Alice flees to the lake and finds a machete which she uses to decapitate Pamela in slow motion. The effect looks good, the slow motion doesn’t. I can only assume they were so proud of the effect they had to cram it down the viewer’s throat. Relieved, Alice lays down in a boat and lets it drift into the middle of the lake. “What the hell are you doing?” I get that she’s been through a traumatic event but why would you lay down in a boat and not run for help?

The next morning the police arrive at the lake and call out to Alice in the boat.  Again, why didn’t you lie down beside the lake? Now those cops have to go fetch you from the middle of the lake. What a moron. Alice thinks everything is okay until a muddy, deformed Jason (Ari Lehman) leaps up from the water to bring Alice under the water. It scared me as a teen and still scares me today. Cut to a weird dream wipe and Alice wakes up in the hospital. She asks about Jason and the officer says there was no sign of the boy. “He’s still there,” Alice proclaims. Cut to a shot of the lake. Was the attack real? This is where it gets confusing.

Maybe when I watch Friday the 13th Part II the ending will make sense, but as of now let me explain my confusion. Pamela’s motivation to kill is revenge for the death of Jason. We know Jason is not dead based off of the sequels (at least he’s not a living corpse in the first few sequels). If Jason isn’t dead, how come his mom couldn’t find him? Most of the movies are set in Crystal Lake. Are you telling me Pamela lived near Crystal Lake for 21-years and didn’t realize her son was alive? Weren’t police involved? If they never found a body why did they close the case? It makes no sense. This basically invalidates all of the sequels. Somebody tell me I’m off base because I don’t get it. Anyways, on to my final opinion.

The movie is good. Friday the 13th might be riddled with cliches and forgettable characters but it is indeed scary. Pamela Voorhees is scary. The deaths are scary. The rainy cabins being pelted with rain as “Jiff Jiff Jiff, Pop Pop Pop” plays in the background is scary. This is so close to being a great movie. I’m glad I watched it, but where does it go from here? Earlier I asked myself why this became a franchise and now I have a guess. People like the mythology. “Who was this Jason? Did he really die?” Sure, it doesn’t make sense, but it enticed viewers. At least that’s the conclusion I reached.
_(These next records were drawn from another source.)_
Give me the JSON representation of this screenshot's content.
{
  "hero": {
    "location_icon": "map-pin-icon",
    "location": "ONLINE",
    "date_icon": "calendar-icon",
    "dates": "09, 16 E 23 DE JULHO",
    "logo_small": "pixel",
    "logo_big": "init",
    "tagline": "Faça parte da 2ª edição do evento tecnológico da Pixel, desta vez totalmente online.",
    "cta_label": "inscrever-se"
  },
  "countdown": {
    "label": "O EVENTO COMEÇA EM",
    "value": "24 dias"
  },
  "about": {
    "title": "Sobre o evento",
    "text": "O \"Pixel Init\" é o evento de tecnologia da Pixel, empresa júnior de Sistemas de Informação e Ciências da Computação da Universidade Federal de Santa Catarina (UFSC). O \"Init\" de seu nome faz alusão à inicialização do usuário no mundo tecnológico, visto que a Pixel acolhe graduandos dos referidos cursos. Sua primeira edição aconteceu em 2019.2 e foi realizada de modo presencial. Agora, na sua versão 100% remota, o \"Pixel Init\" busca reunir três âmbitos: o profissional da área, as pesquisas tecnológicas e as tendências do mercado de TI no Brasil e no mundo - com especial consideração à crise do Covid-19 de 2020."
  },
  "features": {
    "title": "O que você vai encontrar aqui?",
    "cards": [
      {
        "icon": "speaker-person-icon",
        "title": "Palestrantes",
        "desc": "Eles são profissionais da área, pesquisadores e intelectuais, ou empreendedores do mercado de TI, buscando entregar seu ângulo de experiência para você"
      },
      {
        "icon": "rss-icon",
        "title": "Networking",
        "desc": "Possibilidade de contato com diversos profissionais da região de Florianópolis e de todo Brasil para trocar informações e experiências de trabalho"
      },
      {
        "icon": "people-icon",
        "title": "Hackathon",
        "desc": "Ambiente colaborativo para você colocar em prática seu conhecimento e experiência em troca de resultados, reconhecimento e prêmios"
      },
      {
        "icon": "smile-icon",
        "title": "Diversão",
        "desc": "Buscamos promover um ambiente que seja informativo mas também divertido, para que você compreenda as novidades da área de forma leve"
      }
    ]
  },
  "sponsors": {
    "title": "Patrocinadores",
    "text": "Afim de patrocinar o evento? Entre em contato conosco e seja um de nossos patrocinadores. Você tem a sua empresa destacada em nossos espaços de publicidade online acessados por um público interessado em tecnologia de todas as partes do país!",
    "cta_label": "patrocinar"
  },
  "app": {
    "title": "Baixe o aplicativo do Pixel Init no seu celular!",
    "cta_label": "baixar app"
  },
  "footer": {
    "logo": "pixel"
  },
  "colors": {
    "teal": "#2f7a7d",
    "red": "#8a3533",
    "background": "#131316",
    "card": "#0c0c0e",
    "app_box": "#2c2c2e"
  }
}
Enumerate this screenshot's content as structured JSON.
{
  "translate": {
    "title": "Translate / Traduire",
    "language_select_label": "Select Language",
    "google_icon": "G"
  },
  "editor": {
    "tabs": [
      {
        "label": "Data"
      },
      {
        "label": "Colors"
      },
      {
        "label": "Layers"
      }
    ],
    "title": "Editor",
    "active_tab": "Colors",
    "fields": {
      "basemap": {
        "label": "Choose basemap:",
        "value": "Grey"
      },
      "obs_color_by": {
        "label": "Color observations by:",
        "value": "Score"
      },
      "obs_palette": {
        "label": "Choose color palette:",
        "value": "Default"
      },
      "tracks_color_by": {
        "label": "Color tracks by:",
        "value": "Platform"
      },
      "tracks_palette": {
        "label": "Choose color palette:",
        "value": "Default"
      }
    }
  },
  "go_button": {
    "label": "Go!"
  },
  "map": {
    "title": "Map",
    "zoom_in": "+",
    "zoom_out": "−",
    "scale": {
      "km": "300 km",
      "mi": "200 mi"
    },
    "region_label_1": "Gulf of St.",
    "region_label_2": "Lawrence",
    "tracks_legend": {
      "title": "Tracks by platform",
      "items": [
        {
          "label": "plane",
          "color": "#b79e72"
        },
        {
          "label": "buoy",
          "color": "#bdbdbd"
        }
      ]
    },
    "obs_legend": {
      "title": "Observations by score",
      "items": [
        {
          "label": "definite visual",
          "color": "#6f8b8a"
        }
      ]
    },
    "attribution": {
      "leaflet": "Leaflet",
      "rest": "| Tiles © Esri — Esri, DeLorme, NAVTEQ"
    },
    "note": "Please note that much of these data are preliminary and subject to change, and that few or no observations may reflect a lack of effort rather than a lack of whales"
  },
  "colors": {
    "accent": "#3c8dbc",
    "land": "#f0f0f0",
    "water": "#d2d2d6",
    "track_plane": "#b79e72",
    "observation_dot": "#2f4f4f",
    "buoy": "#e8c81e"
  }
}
As to where the franchise goes from here, I don’t know, I assume nowhere good, which is crazy, I haven’t even truly met Jason yet. Though more on that next week with my review of Friday the 13th Part II.


“It’s got a death curse!.. Weee!”